That’s not the case for White, who won more playoff games as a starter — five to Romo’s two — and earned more playoff berths — five to Romo’s four. But unlike Romo, White was not the centerpiece of those offenses, running back Tony Dorsett was. And aside from one incredible fourth-quarter comeback over Atlanta in 1980 — truly his signature performance in a Cowboys uniform — White was never an improvising, risk-taking, drama-fueling quarterback like Staubach, or even Romo.
This rich, varied history of Dallas Cowboys quarterbacks has put the position on the same level of majesty and importance as center field for the New York Yankees or center for the Los Angeles Lakers: multiple fabled players have graced the same spot in the same lineup. And for Romo’s final resting place in NFL history, that fact is his gift and his curse.
Because he was the quarterback of the Dallas Cowboys — one of the most polarizing franchises in American sports — people noticed and cared about him far more than they would have had he played in Arizona or Buffalo or San Diego. Measured against the enormous figures of Staubach and Aikman — and to a lesser degree White and Meredith — Romo’s successes were magnified. Cowboys fans flashed back to the glory days of the 1970s and/or the 1990s whenever Romo marched his offense down the field for a spirited fourth quarter-earned victory.
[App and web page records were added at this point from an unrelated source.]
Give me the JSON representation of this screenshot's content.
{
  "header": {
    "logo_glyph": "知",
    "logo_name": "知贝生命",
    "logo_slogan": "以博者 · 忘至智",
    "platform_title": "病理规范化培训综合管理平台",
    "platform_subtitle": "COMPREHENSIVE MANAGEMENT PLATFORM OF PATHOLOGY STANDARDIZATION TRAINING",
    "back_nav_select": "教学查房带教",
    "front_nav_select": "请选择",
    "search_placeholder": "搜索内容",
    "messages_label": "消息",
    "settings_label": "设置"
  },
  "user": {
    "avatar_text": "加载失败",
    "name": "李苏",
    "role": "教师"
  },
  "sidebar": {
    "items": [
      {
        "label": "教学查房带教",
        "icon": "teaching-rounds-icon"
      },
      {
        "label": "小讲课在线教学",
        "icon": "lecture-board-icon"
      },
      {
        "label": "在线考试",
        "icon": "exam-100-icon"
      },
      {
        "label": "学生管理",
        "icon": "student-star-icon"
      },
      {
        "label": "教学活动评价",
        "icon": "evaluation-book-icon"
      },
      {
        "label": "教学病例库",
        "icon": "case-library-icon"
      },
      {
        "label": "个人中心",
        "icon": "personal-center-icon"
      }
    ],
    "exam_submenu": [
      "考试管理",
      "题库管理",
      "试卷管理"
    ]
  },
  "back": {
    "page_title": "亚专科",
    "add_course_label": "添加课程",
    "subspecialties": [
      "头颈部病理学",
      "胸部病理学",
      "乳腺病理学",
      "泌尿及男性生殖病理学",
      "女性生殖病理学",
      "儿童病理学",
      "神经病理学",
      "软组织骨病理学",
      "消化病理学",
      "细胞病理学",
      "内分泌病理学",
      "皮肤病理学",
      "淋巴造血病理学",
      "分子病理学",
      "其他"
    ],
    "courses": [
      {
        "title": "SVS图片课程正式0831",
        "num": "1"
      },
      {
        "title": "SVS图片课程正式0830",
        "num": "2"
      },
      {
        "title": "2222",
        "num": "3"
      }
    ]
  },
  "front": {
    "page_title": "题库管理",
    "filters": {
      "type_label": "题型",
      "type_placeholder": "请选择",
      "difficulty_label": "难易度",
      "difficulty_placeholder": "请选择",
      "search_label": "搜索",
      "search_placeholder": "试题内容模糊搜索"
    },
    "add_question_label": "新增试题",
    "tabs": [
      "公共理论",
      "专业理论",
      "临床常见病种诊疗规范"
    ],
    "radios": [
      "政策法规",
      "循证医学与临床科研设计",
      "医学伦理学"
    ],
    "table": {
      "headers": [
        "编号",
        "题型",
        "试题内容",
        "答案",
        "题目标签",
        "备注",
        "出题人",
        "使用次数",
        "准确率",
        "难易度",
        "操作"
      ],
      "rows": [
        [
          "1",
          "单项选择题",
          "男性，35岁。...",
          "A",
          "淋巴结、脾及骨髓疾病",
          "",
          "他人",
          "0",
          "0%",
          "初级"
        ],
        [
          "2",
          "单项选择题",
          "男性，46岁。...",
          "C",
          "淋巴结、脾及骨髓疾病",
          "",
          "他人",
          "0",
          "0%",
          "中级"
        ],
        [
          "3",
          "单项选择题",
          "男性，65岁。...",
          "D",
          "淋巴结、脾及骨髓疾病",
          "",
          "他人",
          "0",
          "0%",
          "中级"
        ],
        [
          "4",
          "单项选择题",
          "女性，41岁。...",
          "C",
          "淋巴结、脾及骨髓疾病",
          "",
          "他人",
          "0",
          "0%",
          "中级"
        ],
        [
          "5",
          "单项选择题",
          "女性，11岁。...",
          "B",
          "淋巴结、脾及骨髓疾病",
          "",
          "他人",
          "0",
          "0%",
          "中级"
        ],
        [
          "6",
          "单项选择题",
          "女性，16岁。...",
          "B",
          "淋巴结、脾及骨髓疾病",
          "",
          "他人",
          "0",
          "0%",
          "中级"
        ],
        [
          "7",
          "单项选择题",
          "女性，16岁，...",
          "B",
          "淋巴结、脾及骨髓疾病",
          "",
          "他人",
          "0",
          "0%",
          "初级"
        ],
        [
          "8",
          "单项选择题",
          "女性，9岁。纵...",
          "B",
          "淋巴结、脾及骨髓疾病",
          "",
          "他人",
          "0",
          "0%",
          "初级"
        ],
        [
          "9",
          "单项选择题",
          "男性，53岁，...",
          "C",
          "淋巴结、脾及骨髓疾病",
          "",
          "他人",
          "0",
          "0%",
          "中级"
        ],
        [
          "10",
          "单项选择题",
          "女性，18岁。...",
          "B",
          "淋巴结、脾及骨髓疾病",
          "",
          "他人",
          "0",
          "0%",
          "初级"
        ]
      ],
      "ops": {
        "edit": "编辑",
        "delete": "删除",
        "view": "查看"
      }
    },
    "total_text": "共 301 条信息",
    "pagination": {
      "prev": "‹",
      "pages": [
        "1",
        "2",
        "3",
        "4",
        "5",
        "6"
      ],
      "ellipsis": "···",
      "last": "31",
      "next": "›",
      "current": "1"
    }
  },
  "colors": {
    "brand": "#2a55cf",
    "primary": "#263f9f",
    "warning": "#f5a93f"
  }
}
But the flip side to that déjà vu means Romo’s failures were as intensely magnified. To never even come close to appearing in a Super Bowl — let alone winning one or several as Staubach and Aikman did — always will keep Romo at arm’s length from his heroic predecessors.